So now we have coordinates for both the bucket and diver as functions of t. Recall that in order for the diver to get into the water these coordinates must be equal. So:
$\displaystyle x = -240 + 15W = (-50*cos(0.15708 t'))$
$\displaystyle - (7.85398*cos(0.15708 t'))*(W - t')$

and
$\displaystyle 8 = (65+50*sin(0.15708 t'))+$
$\displaystyle (7.85398*sin(0.15708 t'))*(W - t') -16(W-t')^2$

This is the Math problem you need to solve. I haven't done it yet. It's going to be tricky since it's a system of equations in two unknowns, t' and W, where the t' appears both inside and outside of a trig function. I'll work at it, but off-hand, I don't think I've ever managed to solve one of these. Perhaps one of the Math guru's here will be nice enough to lend a hand at this stage.
(Hopefully they've read this to the end! :))

Best of luck!
-Dan

PS Just had a thought. If we use a new time coordinate T such that T = W - t' and solve the system for t' and T we can keep the t' strictly inside the trig functions in the y equation. Might be helpful, might not be.

This is going to have to be solved numericaly. In which case you have
probably carried the analysis further that is necessary or convienient.

$\displaystyle \tau(W)$ - the time that the diver reaches the 8' level when releast at time $\displaystyle W$.

$\displaystyle \chi(W,\tau(W))$ - the x-coordinate of the diver at time $\displaystyle \tau(W)$ when released at time $\displaystyle W$.

$\displaystyle d(\tau(W))=-240+15 \tau(W)$ - the x-coordinate of the cart at time $\displaystyle \tau(W)$.

We are now interested in finding $\displaystyle W$ such that:

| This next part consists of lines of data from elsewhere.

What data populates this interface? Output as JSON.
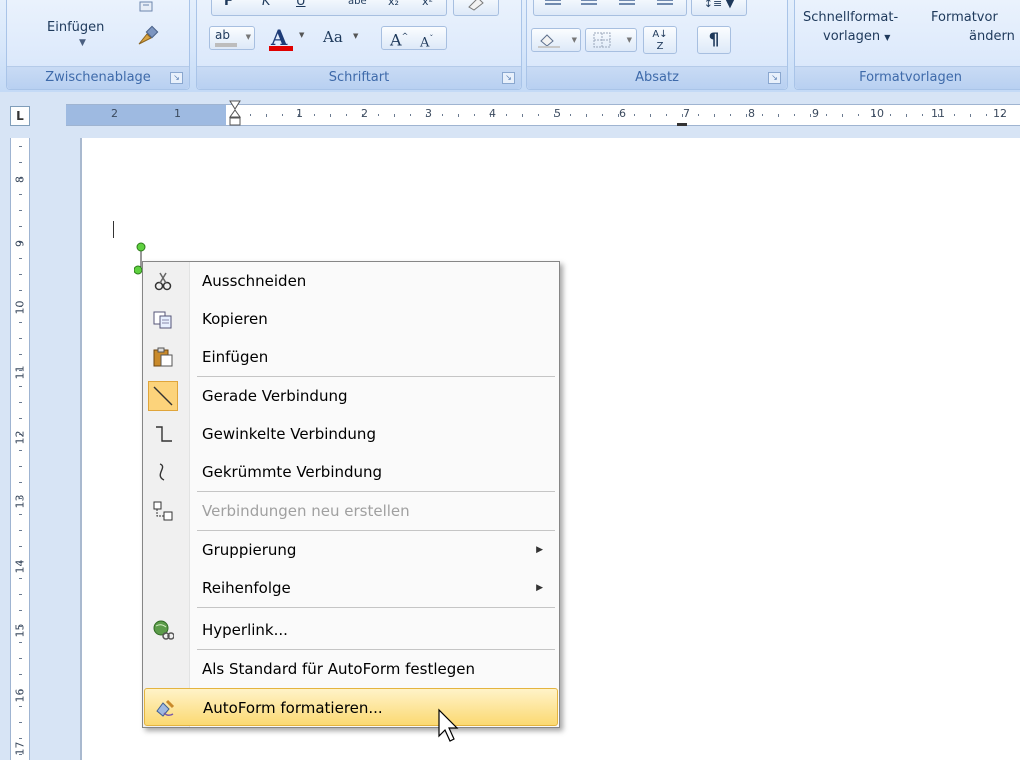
{
  "ribbon": {
    "clipboard": {
      "paste_label": "Einfügen",
      "title": "Zwischenablage"
    },
    "font": {
      "title": "Schriftart",
      "font_size_label": "Aa"
    },
    "paragraph": {
      "title": "Absatz"
    },
    "styles": {
      "quick_styles_line1": "Schnellformat-",
      "quick_styles_line2": "vorlagen",
      "change_line1": "Formatvor",
      "change_line2": "ändern",
      "title": "Formatvorlagen"
    }
  },
  "ruler": {
    "horizontal_numbers": [
      "2",
      "1",
      "1",
      "2",
      "3",
      "4",
      "5",
      "6",
      "7",
      "8",
      "9",
      "10",
      "11",
      "12"
    ],
    "vertical_numbers": [
      "8",
      "9",
      "10",
      "11",
      "12",
      "13",
      "14",
      "15",
      "16",
      "17"
    ],
    "tab_selector": "L"
  },
  "context_menu": {
    "items": [
      {
        "label": "Ausschneiden",
        "icon": "scissors-icon",
        "enabled": true
      },
      {
        "label": "Kopieren",
        "icon": "copy-icon",
        "enabled": true
      },
      {
        "label": "Einfügen",
        "icon": "paste-icon",
        "enabled": true
      },
      {
        "label": "Gerade Verbindung",
        "icon": "straight-connector-icon",
        "enabled": true,
        "checked": true
      },
      {
        "label": "Gewinkelte Verbindung",
        "icon": "elbow-connector-icon",
        "enabled": true
      },
      {
        "label": "Gekrümmte Verbindung",
        "icon": "curved-connector-icon",
        "enabled": true
      },
      {
        "label": "Verbindungen neu erstellen",
        "icon": "reroute-connectors-icon",
        "enabled": false
      },
      {
        "label": "Gruppierung",
        "icon": "",
        "enabled": true,
        "submenu": true
      },
      {
        "label": "Reihenfolge",
        "icon": "",
        "enabled": true,
        "submenu": true
      },
      {
        "label": "Hyperlink...",
        "icon": "hyperlink-icon",
        "enabled": true
      },
      {
        "label": "Als Standard für AutoForm festlegen",
        "icon": "",
        "enabled": true
      },
      {
        "label": "AutoForm formatieren...",
        "icon": "format-shape-icon",
        "enabled": true,
        "highlighted": true
      }
    ]
  },
  "colors": {
    "ribbon_bg": "#dce9fb",
    "ruler_bg": "#d7e4f5",
    "menu_highlight": "#fbd972",
    "font_color_red": "#e00000"
  }
}
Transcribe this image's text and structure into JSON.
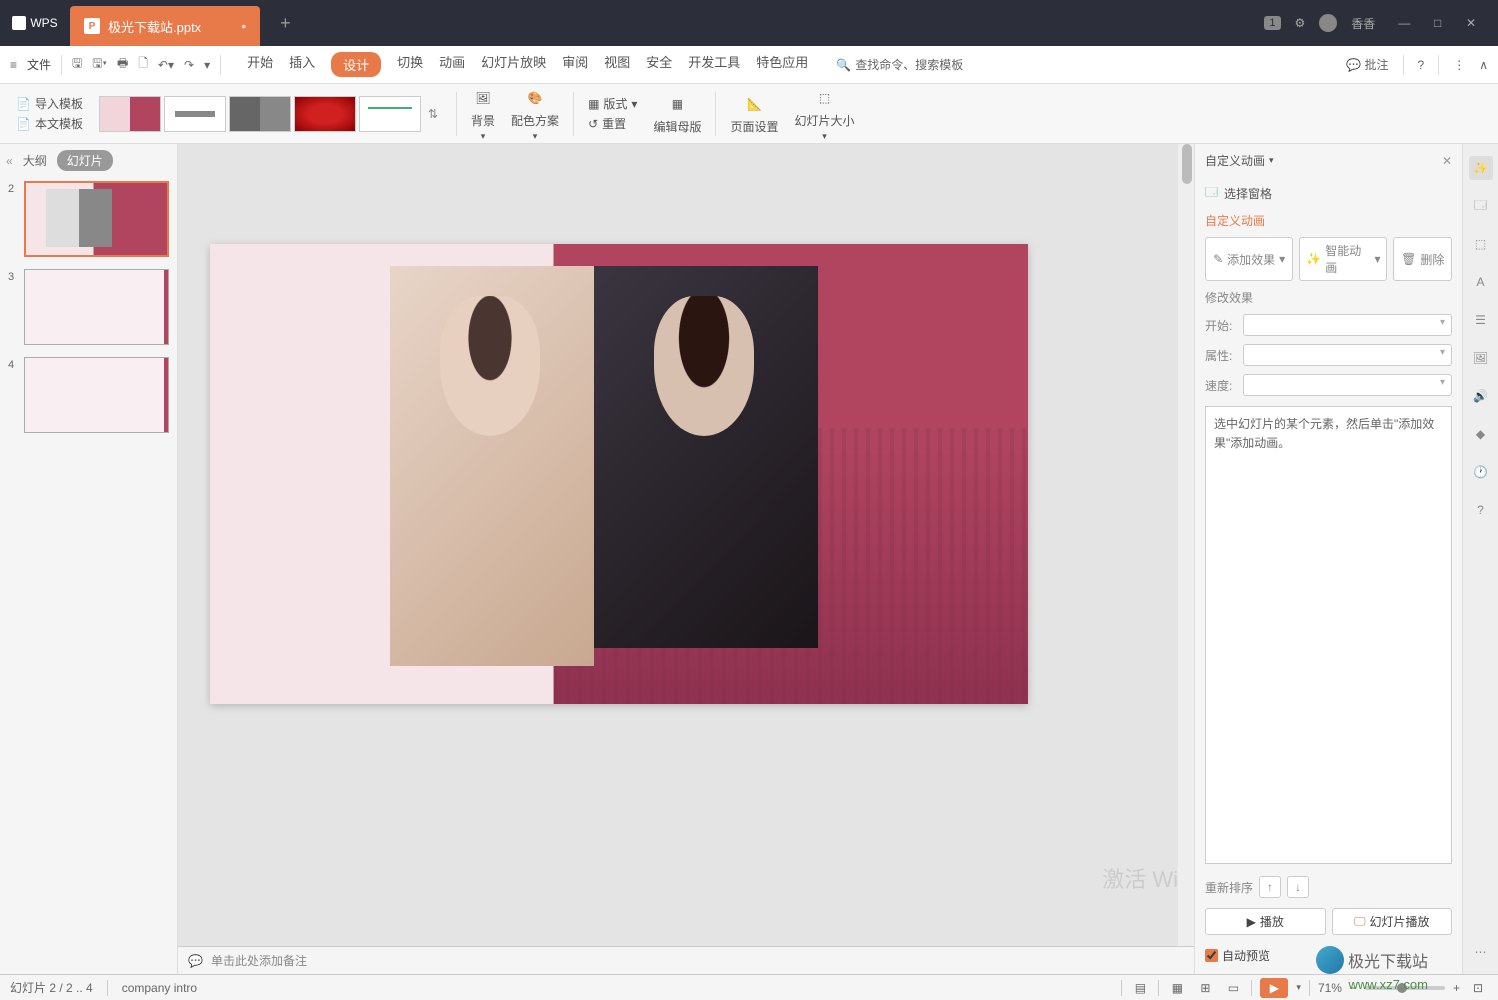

$\displaystyle d(\tau(W))=\chi(W,\tau(W))$

which can be done by binary search (try assuming the $\displaystyle W \in [0,20]$ for starters).

RonL